Begin at the line containing "Read all visible content and emit it as JSON." and reproduce every line through the end of the entries below. Nothing else should appear.

━━━━━ Data extracts ━━━━━

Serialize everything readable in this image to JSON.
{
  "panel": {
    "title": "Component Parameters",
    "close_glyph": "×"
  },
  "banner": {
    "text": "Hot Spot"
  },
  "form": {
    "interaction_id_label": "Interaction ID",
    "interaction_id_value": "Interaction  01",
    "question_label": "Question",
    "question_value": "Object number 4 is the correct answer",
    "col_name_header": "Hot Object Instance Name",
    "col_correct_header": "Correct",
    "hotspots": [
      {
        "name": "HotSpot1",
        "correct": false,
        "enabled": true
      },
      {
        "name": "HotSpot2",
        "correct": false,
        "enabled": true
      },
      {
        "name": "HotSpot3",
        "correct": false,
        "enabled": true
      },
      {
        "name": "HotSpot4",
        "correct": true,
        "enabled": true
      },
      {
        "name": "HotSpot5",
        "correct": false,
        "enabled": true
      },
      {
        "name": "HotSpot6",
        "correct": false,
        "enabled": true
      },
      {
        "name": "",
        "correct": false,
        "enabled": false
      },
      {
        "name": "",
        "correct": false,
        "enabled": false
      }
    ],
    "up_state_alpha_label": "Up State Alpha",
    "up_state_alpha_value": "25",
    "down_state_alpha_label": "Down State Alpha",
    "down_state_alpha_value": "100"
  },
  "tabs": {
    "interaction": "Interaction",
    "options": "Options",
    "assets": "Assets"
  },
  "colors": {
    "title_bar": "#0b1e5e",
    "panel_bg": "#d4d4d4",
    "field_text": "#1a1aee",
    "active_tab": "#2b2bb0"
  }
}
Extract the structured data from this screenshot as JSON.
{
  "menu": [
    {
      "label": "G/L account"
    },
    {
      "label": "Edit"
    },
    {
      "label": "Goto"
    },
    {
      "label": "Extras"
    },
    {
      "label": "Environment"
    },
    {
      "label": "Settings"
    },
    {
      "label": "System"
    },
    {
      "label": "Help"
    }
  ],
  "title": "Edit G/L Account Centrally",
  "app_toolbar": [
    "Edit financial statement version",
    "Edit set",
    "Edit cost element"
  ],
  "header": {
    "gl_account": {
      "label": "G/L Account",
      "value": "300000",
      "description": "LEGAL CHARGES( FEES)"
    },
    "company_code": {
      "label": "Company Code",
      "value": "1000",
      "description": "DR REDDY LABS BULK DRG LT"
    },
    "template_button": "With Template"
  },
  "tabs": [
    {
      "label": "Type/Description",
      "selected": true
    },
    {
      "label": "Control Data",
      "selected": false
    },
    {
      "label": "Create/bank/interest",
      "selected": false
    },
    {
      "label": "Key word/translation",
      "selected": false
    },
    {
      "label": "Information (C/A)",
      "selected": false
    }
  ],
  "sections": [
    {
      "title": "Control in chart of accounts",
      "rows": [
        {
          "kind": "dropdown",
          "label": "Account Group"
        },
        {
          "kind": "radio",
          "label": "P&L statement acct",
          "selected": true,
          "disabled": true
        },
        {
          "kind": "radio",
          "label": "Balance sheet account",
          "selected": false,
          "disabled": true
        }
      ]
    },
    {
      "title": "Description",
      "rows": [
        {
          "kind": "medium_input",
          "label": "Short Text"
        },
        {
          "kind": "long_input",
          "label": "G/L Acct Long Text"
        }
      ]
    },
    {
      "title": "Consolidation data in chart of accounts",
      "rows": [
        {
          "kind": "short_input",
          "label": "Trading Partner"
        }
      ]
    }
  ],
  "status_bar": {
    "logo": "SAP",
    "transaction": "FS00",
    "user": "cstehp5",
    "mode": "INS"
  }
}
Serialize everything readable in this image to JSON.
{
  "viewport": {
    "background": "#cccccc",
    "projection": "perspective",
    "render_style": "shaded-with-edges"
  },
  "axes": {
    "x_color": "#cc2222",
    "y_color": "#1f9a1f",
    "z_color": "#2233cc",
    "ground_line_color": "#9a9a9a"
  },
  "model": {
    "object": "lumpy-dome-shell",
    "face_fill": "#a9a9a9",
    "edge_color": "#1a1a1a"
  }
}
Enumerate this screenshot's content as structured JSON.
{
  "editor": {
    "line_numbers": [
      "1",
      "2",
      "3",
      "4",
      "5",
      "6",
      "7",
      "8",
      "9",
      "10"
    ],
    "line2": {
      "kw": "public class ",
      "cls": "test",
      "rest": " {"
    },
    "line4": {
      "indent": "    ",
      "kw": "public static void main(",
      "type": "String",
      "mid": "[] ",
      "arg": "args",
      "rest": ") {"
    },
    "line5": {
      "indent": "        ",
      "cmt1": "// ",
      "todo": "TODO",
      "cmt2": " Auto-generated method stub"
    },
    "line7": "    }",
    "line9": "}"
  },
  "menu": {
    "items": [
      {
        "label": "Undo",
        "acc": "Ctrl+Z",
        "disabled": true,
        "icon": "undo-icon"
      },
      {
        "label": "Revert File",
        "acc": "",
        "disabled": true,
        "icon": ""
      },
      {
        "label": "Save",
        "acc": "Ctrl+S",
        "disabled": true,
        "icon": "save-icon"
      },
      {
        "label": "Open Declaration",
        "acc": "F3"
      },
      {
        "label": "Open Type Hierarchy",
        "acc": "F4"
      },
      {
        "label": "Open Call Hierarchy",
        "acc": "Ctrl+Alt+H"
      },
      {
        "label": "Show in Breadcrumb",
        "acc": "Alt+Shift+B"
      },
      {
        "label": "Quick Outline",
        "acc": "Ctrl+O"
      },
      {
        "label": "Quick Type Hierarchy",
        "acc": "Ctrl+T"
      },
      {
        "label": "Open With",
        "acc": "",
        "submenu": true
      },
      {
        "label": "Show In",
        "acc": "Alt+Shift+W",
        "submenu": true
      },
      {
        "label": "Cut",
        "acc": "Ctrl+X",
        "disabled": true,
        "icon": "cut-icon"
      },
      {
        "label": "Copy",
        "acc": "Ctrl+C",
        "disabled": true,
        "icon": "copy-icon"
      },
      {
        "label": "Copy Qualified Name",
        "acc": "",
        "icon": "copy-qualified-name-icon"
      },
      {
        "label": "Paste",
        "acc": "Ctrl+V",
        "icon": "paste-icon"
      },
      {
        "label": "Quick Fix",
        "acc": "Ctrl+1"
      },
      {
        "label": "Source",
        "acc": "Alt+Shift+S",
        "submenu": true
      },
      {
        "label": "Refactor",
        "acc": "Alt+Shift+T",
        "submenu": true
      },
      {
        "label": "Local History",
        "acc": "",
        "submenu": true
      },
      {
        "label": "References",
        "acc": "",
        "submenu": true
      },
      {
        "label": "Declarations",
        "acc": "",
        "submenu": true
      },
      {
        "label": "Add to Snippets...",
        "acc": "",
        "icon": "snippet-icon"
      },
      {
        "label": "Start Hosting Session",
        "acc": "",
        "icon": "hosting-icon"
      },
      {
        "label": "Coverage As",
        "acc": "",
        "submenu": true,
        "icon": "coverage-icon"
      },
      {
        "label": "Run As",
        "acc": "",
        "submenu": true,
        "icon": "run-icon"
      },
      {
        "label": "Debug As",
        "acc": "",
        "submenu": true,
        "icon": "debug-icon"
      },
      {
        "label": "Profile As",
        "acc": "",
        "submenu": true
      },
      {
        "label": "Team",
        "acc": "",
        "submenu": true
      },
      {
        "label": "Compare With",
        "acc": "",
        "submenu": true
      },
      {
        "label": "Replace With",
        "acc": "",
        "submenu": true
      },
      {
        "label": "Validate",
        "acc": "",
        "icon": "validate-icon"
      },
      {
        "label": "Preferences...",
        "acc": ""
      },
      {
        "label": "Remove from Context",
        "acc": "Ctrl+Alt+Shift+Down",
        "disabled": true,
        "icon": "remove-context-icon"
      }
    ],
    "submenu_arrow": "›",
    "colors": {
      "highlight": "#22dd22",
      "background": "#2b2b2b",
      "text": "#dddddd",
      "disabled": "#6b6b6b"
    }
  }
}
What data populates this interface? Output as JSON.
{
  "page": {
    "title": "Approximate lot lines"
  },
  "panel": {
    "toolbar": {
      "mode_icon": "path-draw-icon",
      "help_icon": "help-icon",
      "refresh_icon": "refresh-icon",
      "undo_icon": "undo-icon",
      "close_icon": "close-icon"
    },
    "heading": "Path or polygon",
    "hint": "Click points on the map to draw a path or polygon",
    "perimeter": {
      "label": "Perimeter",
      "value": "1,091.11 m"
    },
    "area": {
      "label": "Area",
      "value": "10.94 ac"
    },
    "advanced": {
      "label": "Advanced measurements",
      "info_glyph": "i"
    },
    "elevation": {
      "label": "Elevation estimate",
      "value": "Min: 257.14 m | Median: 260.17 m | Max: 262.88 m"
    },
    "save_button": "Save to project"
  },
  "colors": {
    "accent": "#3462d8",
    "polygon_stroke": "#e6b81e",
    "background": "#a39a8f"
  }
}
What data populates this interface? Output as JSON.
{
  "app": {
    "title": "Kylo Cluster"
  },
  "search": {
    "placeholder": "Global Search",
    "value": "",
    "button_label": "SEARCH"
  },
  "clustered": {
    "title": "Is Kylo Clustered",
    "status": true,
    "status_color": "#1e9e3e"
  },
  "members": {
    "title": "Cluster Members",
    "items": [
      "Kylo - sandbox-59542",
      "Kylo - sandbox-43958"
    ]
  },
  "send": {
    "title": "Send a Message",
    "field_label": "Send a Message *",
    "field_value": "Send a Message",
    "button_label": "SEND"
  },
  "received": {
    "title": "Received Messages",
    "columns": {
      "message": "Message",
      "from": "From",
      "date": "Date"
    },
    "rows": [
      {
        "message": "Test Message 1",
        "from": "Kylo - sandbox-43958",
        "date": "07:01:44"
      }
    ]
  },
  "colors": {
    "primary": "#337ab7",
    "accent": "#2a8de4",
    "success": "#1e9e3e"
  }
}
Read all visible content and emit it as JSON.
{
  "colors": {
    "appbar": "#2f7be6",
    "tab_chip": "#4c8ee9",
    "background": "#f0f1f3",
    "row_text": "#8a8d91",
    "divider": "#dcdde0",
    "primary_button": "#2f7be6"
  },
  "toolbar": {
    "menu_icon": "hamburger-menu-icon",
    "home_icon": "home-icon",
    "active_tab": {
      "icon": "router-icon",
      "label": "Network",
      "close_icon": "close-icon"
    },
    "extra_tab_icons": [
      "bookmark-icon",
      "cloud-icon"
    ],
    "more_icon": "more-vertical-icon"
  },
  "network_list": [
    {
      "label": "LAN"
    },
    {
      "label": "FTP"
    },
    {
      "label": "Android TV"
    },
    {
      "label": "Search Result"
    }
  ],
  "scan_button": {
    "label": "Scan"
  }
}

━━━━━

Your response:
Read all visible content and emit it as JSON.
{
  "colors": {
    "appbar": "#2f7be6",
    "tab_chip": "#4c8ee9",
    "background": "#f0f1f3",
    "row_text": "#8a8d91",
    "divider": "#dcdde0",
    "primary_button": "#2f7be6"
  },
  "toolbar": {
    "menu_icon": "hamburger-menu-icon",
    "home_icon": "home-icon",
    "active_tab": {
      "icon": "router-icon",
      "label": "Network",
      "close_icon": "close-icon"
    },
    "extra_tab_icons": [
      "bookmark-icon",
      "cloud-icon"
    ],
    "more_icon": "more-vertical-icon"
  },
  "network_list": [
    {
      "label": "LAN"
    },
    {
      "label": "FTP"
    },
    {
      "label": "Android TV"
    },
    {
      "label": "Search Result"
    }
  ],
  "scan_button": {
    "label": "Scan"
  }
}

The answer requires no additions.